Just Call Me Femke- Part 2

…and there I am.  My DNA. The basics of everything I am, handed down for generations.

And I am surprised.dna1

English! Scandinavian? IRISH?!?  And not a trace of Native American.  I really shouldn’t have been surprised.

I suspected the English since my grandmother’s maiden name is Hewlett and that happens to be a town a mere 15 minutes from where I now live.  Yes, we founded that town. No, we don’t have the Hewlett money.
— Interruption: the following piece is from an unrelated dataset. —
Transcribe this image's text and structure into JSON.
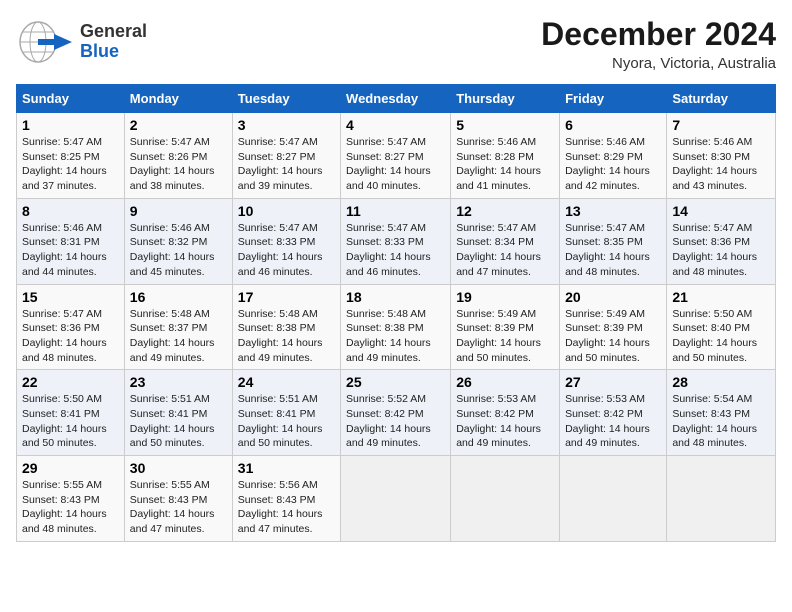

Dad gave me a year’s subscription to My Heritage and I’ve been adding people practically daily.  Our family tree is up to 1625 people and I have connected with different people with the same links in their trees. The earliest I have been able to go back is a 16th generation Grandfather, William Pepper, born in 1458. It’s so exciting yet frustrating.  I try to go through every match (there are hundreds) to see if they are actually part of my heritage but it so slow going.  And I’m not getting any hits on any other branch of the tree- MR’s branch is withering and my cousin’s branches are bare. Eventually I’ll have to sit down with those sides of the family and pick some brains.

What’s really exciting (yet frustrating) is that I found my maternal grandfather.  He left my mom and sister when they were very young and my mom’s hatred of him was well known.  Nana married a nice man who also had a daughter (he died when I was two) so she did have a father figure around.  But I was always curious about the missing grandfather and I didn’t dare ask Mom.  Anywhoo, I found that he never remarried, did a stint in the Army, moved around a lot and died in 1991.  In Staten Island.  STATEN ISLAND, so close to me.  I could have met him, talked to him.  It makes me sad that a piece of me was taken and can never be replaced.

Back to the DNA test. If you can, have it done.  I believe it’s accurate because a third cousin of mine had it done and who was on top of the list for possible third cousins according to Ancestry?  That same third cousin who had it done as well. Our little DNAs were a match.

So there I am. I knew I was a mutt, but now I know what breeds make up my muttness.

I still like cornbread.